### [The problem]
Which lines in the records below contain the word "icon"? Copy each one out.

### [Given entries]
* * * * *

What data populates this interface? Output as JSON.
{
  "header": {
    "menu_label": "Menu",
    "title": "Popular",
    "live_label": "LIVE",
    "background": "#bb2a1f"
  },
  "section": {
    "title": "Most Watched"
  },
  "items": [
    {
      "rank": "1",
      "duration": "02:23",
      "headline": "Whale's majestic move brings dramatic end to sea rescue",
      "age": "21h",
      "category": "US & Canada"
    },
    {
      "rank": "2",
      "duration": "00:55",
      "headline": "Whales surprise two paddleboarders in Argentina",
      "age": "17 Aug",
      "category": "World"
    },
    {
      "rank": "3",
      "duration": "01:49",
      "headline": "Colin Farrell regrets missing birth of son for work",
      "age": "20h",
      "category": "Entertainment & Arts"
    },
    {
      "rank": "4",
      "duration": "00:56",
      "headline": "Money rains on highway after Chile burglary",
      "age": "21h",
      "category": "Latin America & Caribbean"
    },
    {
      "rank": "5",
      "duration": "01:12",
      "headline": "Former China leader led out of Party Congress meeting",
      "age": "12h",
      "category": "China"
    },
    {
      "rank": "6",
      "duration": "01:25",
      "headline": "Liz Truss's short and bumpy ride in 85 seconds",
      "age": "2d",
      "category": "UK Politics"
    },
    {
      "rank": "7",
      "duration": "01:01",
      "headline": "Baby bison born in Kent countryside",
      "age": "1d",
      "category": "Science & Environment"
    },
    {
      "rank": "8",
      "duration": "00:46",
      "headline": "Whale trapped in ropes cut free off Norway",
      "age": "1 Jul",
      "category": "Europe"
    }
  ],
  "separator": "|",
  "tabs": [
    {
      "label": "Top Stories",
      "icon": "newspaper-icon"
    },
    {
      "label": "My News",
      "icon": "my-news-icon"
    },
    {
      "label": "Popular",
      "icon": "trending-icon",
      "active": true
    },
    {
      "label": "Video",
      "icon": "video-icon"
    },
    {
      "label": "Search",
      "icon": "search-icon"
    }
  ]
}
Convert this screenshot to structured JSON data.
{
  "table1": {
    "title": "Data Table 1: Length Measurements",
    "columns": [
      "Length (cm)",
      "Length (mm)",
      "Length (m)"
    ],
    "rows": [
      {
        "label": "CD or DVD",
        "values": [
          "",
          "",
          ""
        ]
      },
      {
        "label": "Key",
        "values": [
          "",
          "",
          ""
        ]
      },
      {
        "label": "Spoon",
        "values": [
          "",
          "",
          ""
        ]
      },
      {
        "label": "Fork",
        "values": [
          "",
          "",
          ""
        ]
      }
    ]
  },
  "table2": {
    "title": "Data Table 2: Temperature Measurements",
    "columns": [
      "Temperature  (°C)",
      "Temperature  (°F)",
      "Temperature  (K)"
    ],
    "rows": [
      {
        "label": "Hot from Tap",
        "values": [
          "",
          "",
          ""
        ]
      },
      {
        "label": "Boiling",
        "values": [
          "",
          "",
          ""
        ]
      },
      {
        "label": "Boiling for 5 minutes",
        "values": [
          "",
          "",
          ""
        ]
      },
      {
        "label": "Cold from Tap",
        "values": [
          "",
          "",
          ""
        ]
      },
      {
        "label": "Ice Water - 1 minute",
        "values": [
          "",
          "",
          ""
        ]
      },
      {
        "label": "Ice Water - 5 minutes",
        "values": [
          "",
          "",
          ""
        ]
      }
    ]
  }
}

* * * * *

### [Expected answer]
      "icon": "newspaper-icon"
      "icon": "my-news-icon"
      "icon": "trending-icon",
      "icon": "video-icon"
      "icon": "search-icon"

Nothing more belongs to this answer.